I recently suggested that people organizing or attending Pagan Pride events spend time making lists of the reasons why they’re proud to be Pagans. And in a number of posts, I’ve emphasized the importance of being clear about your own objectives before you talk to the press. Both of these steps are helpful when you’re trying to frame your message in a positive way.
Here’s an article and interview about a Pagan Pride Day in Portland that is really great . . . right up until the very end.
The Pagan being interviewed starts off with positive information. She does what I think is a great job of handling the question: “What are some of the most common misconceptions about paganism?” responding in a way that indicates that Pagans “come from all walks of life.
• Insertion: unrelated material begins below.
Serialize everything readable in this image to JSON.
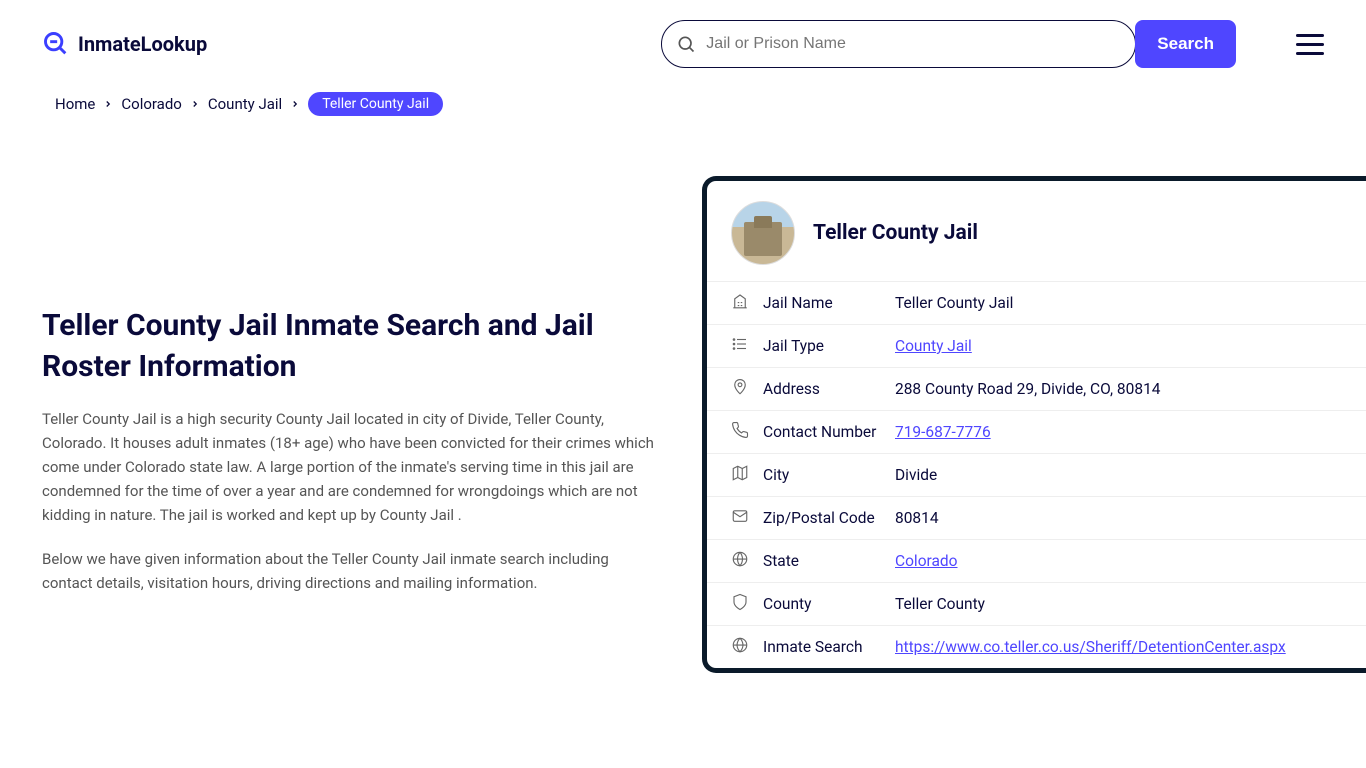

We’re nurses, business executives, entrepreneurs and teachers.” All good.
The very last question, “What are your goals for Pagan Pride Day?” should be easy to answer. In fact, the introductory article already said, “she’s excited at the prospect of bringing pagans from many different paths to the oak grove that Portlanders think of as Oaks Amusement Park. The day will be an opportunity for pagans to learn more about each other and the spiritual paths they’ve chosen and, she hopes, a chance for those who are curious about paganism to ask questions.” Repeating that would sum up the interview nicely. Instead, here’s the actual answer to the question, “What are your goals for Pagan Pride Day?”
We’d like to open up communications among our pagan community and to allow people who are not pagans to see us and understand that we are not devil worshipers. We are moral, ethical and spiritual people who love our Mother. As far as pagans are concerned, Satan is a Christian idea, and satanists are not pagan.
But charity is part of the pagan path. We’ll be accepting donations for Esther’s Pantry, a food pantry for people with HIV/AIDS who have special diet needs, and for the Pongo Fund, which provides food for the pets of homeless and low income people. We’ll collect magical items for soldiers serving overseas — brass bells, white candles, books on paganism — and donations for Other Worlds of Wonder.
Look, collecting for charity is great, but that’s not the goal of a Pagan Pride Day. Here’s where having a list of reasons why you’re proud of Paganism would be really useful. Here’s where being clear on your own objectives before you talk to the press would be helpful.
And here’s where you have no business in the world talking about Satan. Please. People. I’m begging you. Look, even if your one objective in life WERE to somehow convince the small group of people who do actually equate Paganism with worshiping Satan (most of whom have their minds firmly made up and aren’t going to be swayed, no matter what you say), holding a Pagan Pride Day is no way to achieve that objective. 99.9% of the people who will attend your Pagan Pride Day are either already Pagan or are seriously interested in becoming Pagan. If you really do want to work at convincing people that Pagans don’t worship Satan, join you local interfaith group. At some point, someone may ask you if you worship Satan and then, and only then, and hopefully after people have come to know you as a person of integrity and compassion, can you pipe up about how Pagans don’t worship Satan. Otherwise, Pagans, please, shut up about Satan.
Picture found here.